The stunning business-page success story of Glock, the Austrian handgun manufacturer, has also had its share of stunning tabloid intrigue and skullduggery. This week, another chapter full of sordid details is expected to unfurl in a suburban Georgia courtroom, where the former chief executive of the company is scheduled to go on trial on theft and racketeering charges.
The executive, Paul Jannuzzo, 55, was indicted in 2009, and faces up to 30 years in prison, according to the Atlanta Journal-Constitution. Jannuzzo fled the U.S. before his original trial date, but was rearrested and shipped back to Georgia for trial. He has pleaded not guilty.
Jannuzzo is accused of siphoning company funds to a Cayman Islands account and hatching other schemes in collaboration with Peter Manown, a former Glock executive who has pleaded guilty to theft and is expected to testify at the trial, the Journal-Constitution’s Andria Simmons reports.
Three men hired by Glock to investigate another employee suspected of stealing have also been indicted on racketeering, extortion and other charges.
The man they were investigating, Charles Marie Joseph Ewert, was convicted in 2003 of trying to have company founder Gaston Glock murdered by a hammer-wielding hit man, according to Business Week.
Jannuzzo has accused Glock of using a dizzyingly complex corporate structure to avoid his tax obligations under federal law.

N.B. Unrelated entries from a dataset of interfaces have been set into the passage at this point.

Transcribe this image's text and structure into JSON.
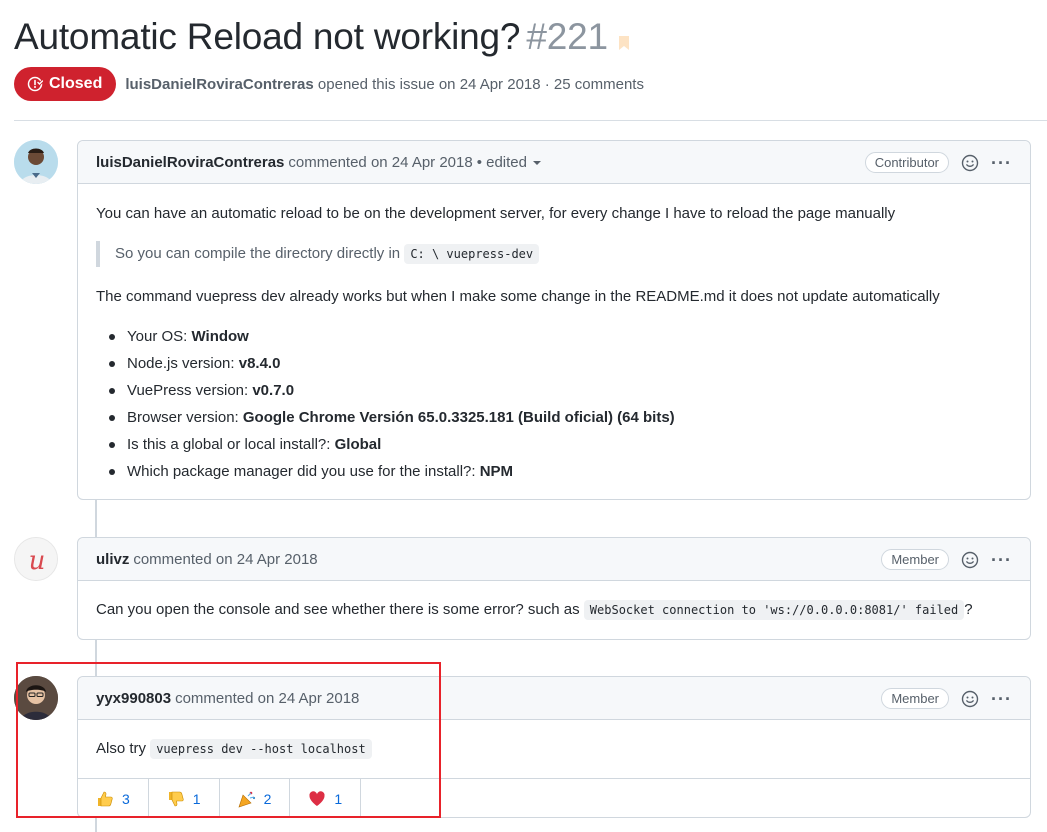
{
  "issue": {
    "title": "Automatic Reload not working?",
    "number": "#221",
    "state": "Closed",
    "author": "luisDanielRoviraContreras",
    "meta_suffix": "opened this issue on 24 Apr 2018 · 25 comments"
  },
  "comments": [
    {
      "author": "luisDanielRoviraContreras",
      "action": "commented on 24 Apr 2018",
      "edited": "• edited",
      "role": "Contributor",
      "intro": "You can have an automatic reload to be on the development server, for every change I have to reload the page manually",
      "quote_text": "So you can compile the directory directly in",
      "quote_code": "C: \\ vuepress-dev",
      "paragraph": "The command vuepress dev already works but when I make some change in the README.md it does not update automatically",
      "list": [
        {
          "label": "Your OS:",
          "value": "Window"
        },
        {
          "label": "Node.js version:",
          "value": "v8.4.0"
        },
        {
          "label": "VuePress version:",
          "value": "v0.7.0"
        },
        {
          "label": "Browser version:",
          "value": "Google Chrome Versión 65.0.3325.181 (Build oficial) (64 bits)"
        },
        {
          "label": "Is this a global or local install?:",
          "value": "Global"
        },
        {
          "label": "Which package manager did you use for the install?:",
          "value": "NPM"
        }
      ]
    },
    {
      "author": "ulivz",
      "action": "commented on 24 Apr 2018",
      "role": "Member",
      "text": "Can you open the console and see whether there is some error? such as",
      "code": "WebSocket connection to 'ws://0.0.0.0:8081/' failed",
      "after": "?"
    },
    {
      "author": "yyx990803",
      "action": "commented on 24 Apr 2018",
      "role": "Member",
      "text": "Also try",
      "code": "vuepress dev --host localhost",
      "reactions": [
        {
          "icon": "thumbs-up-icon",
          "count": "3"
        },
        {
          "icon": "thumbs-down-icon",
          "count": "1"
        },
        {
          "icon": "tada-icon",
          "count": "2"
        },
        {
          "icon": "heart-icon",
          "count": "1"
        }
      ]
    }
  ],
  "colors": {
    "closed": "#cf222e",
    "highlight": "#e8222a",
    "link": "#0969da"
  }
}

Glock, an Austrian shovel and knife maker, rose from obscurity beginning in the 1980s, touting his lightweight handguns to American police departments. They were a tremendous hit not only with police and weapons aficionados, but with gangsters, rappers, poseurs and Hollywood simulacra of all of the above.
The trial is set to start Tuesday in Cobb County, outside Atlanta. Glock's North American headquarters is in Smyrna, Ga.